National Security Brief: December 16, 2011

With the U.S.-led war in Iraq over, Iraqi tensions over the country’s future are coming to the fore, with Prime Minister Nouri al-Maliki arguing against semi-autonomy for several Sunni provinces.

Rep. Buck McKeon (R-CA) introduced legislation to impose a ten percent reduction on the federal workforce and using those savings to pay for the first year of defense cuts under sequestration.

Iranian Rear Adm. Ali Shamkhani says Iran will continue to target U.S. drones if American spy planes violate Iran’s airspace, but U.S. officials are rejecting Iranian claims of responsibility for bringing down an unmanned aircraft last week.

Pakistan’s top general, Ashfaq Kayani, ordered a probe of President Asif Ali Zardari, who is convalescing in Dubai, for his role in the “memogate” scandal where the president’s associates sought help to bolster civilian control over the state.


Russia proposed a new UN resolution condemning the violence in Syria which, while criticized by the U.S. and other western powers as too mild, opens up the prospect of greater international coordination in condemning Syrian President Bashar Al Assad’s use of violence against protesters.

Bahraini security forces dispersed hundreds of opposition protesters with tear gas and stun grenades during a visit by the U.S. State Department’s top human rights envoy.

A U.S. military investigation substantiated some of the charges of human rights abuses against Afghan militias and local police outlined by the group Human Rights Watch.

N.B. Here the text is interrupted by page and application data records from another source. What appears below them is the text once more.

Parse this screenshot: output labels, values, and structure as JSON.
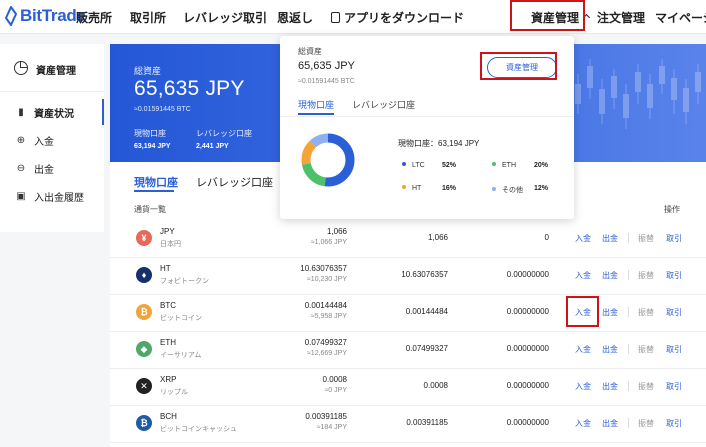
{
  "brand": {
    "name": "BitTrade",
    "color": "#2b5fd6"
  },
  "nav": {
    "exchange": "販売所",
    "trading": "取引所",
    "leverage": "レバレッジ取引",
    "rewards": "恩返し",
    "download": "アプリをダウンロード",
    "assets": "資産管理",
    "orders": "注文管理",
    "mypage": "マイページ"
  },
  "sidebar": {
    "title": "資産管理",
    "items": [
      {
        "label": "資産状況",
        "icon": "bar-chart-icon"
      },
      {
        "label": "入金",
        "icon": "deposit-icon"
      },
      {
        "label": "出金",
        "icon": "withdraw-icon"
      },
      {
        "label": "入出金履歴",
        "icon": "history-icon"
      }
    ]
  },
  "summary": {
    "label": "総資産",
    "amount": "65,635 JPY",
    "btc": "≈0.01591445 BTC",
    "spot_label": "現物口座",
    "spot_value": "63,194 JPY",
    "leverage_label": "レバレッジ口座",
    "leverage_value": "2,441 JPY"
  },
  "tabs": {
    "spot": "現物口座",
    "leverage": "レバレッジ口座"
  },
  "list": {
    "header": "通貨一覧",
    "ops_header": "操作"
  },
  "ops": {
    "deposit": "入金",
    "withdraw": "出金",
    "transfer": "振替",
    "trade": "取引"
  },
  "rows": [
    {
      "symbol": "JPY",
      "name": "日本円",
      "total": "1,066",
      "jpy": "≈1,066 JPY",
      "available": "1,066",
      "locked": "0",
      "color": "#e8685a",
      "icon": "yen-icon"
    },
    {
      "symbol": "HT",
      "name": "フォビトークン",
      "total": "10.63076357",
      "jpy": "≈10,230 JPY",
      "available": "10.63076357",
      "locked": "0.00000000",
      "color": "#17306b",
      "icon": "flame-icon"
    },
    {
      "symbol": "BTC",
      "name": "ビットコイン",
      "total": "0.00144484",
      "jpy": "≈5,958 JPY",
      "available": "0.00144484",
      "locked": "0.00000000",
      "color": "#f2a33a",
      "icon": "bitcoin-icon"
    },
    {
      "symbol": "ETH",
      "name": "イーサリアム",
      "total": "0.07499327",
      "jpy": "≈12,669 JPY",
      "available": "0.07499327",
      "locked": "0.00000000",
      "color": "#4fa86a",
      "icon": "ethereum-icon"
    },
    {
      "symbol": "XRP",
      "name": "リップル",
      "total": "0.0008",
      "jpy": "≈0 JPY",
      "available": "0.0008",
      "locked": "0.00000000",
      "color": "#222222",
      "icon": "xrp-icon"
    },
    {
      "symbol": "BCH",
      "name": "ビットコインキャッシュ",
      "total": "0.00391185",
      "jpy": "≈184 JPY",
      "available": "0.00391185",
      "locked": "0.00000000",
      "color": "#1f5aa8",
      "icon": "bitcoin-cash-icon"
    }
  ],
  "dropdown": {
    "title": "総資産",
    "amount": "65,635 JPY",
    "btc": "≈0.01591445 BTC",
    "button": "資産管理",
    "tab_spot": "現物口座",
    "tab_leverage": "レバレッジ口座",
    "spot_total": "現物口座：63,194 JPY",
    "legend": [
      {
        "name": "LTC",
        "pct": "52%",
        "color": "#2b5fd6"
      },
      {
        "name": "ETH",
        "pct": "20%",
        "color": "#4fc06a"
      },
      {
        "name": "HT",
        "pct": "16%",
        "color": "#f2a33a"
      },
      {
        "name": "その他",
        "pct": "12%",
        "color": "#8fb0ef"
      }
    ],
    "allocation": [
      52,
      20,
      16,
      12
    ]
  }
}
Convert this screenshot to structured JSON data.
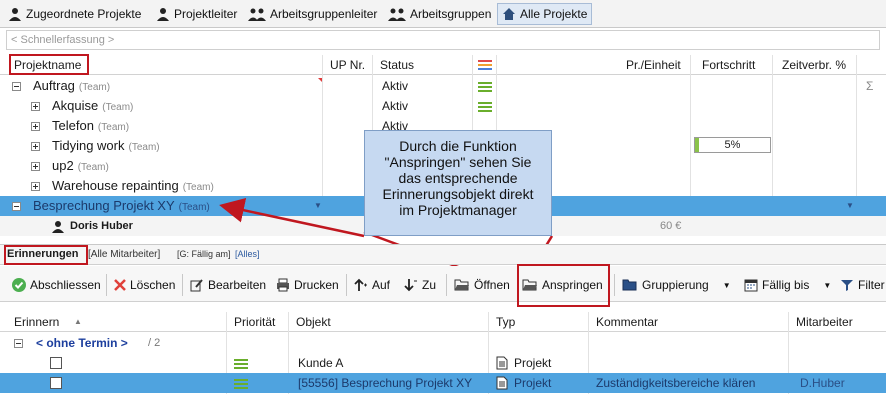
{
  "tabs": [
    {
      "label": "Zugeordnete Projekte"
    },
    {
      "label": "Projektleiter"
    },
    {
      "label": "Arbeitsgruppenleiter"
    },
    {
      "label": "Arbeitsgruppen"
    },
    {
      "label": "Alle Projekte"
    }
  ],
  "quick_entry": {
    "placeholder": "< Schnellerfassung >"
  },
  "columns": {
    "name": "Projektname",
    "up": "UP Nr.",
    "status": "Status",
    "price": "Pr./Einheit",
    "progress": "Fortschritt",
    "time": "Zeitverbr. %",
    "sum_symbol": "Σ"
  },
  "team_tag": "(Team)",
  "projects": [
    {
      "name": "Auftrag",
      "status": "Aktiv"
    },
    {
      "name": "Akquise",
      "status": "Aktiv"
    },
    {
      "name": "Telefon",
      "status": "Aktiv"
    },
    {
      "name": "Tidying work",
      "progress_label": "5%",
      "progress_value": 0.05
    },
    {
      "name": "up2"
    },
    {
      "name": "Warehouse repainting"
    },
    {
      "name": "Besprechung Projekt XY"
    },
    {
      "name": "Doris Huber",
      "price": "60 €"
    }
  ],
  "callout": {
    "lines": [
      "Durch die Funktion",
      "\"Anspringen\" sehen Sie",
      "das entsprechende",
      "Erinnerungsobjekt direkt",
      "im Projektmanager"
    ]
  },
  "reminders_header": {
    "title": "Erinnerungen",
    "filter1": "[Alle Mitarbeiter]",
    "filter2": "[G: Fällig am]",
    "filter3": "[Alles]"
  },
  "toolbar": {
    "close": "Abschliessen",
    "delete": "Löschen",
    "edit": "Bearbeiten",
    "print": "Drucken",
    "up": "Auf",
    "down": "Zu",
    "open": "Öffnen",
    "jump": "Anspringen",
    "group": "Gruppierung",
    "due": "Fällig bis",
    "filter": "Filter"
  },
  "lower_columns": {
    "remind": "Erinnern",
    "priority": "Priorität",
    "object": "Objekt",
    "type": "Typ",
    "comment": "Kommentar",
    "employee": "Mitarbeiter"
  },
  "group": {
    "label": "< ohne Termin >",
    "count": "/ 2"
  },
  "reminders": [
    {
      "object": "Kunde A",
      "type": "Projekt",
      "comment": "",
      "employee": ""
    },
    {
      "object": "[55556] Besprechung Projekt XY",
      "type": "Projekt",
      "comment": "Zuständigkeitsbereiche klären",
      "employee": "D.Huber"
    }
  ],
  "colors": {
    "accent": "#4fa3df",
    "highlight": "#c0171f",
    "priority": "#6aae2c",
    "callout": "#c6d9f1"
  }
}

International Criminal Court prosecutor Luis Moreno-Ocampo said the manner in which Libyan strongman Muammar Qaddafi was killed by rebels could constitute a war crime, adding that he’s “raising this concern to the national authorities” and expects them to investigate.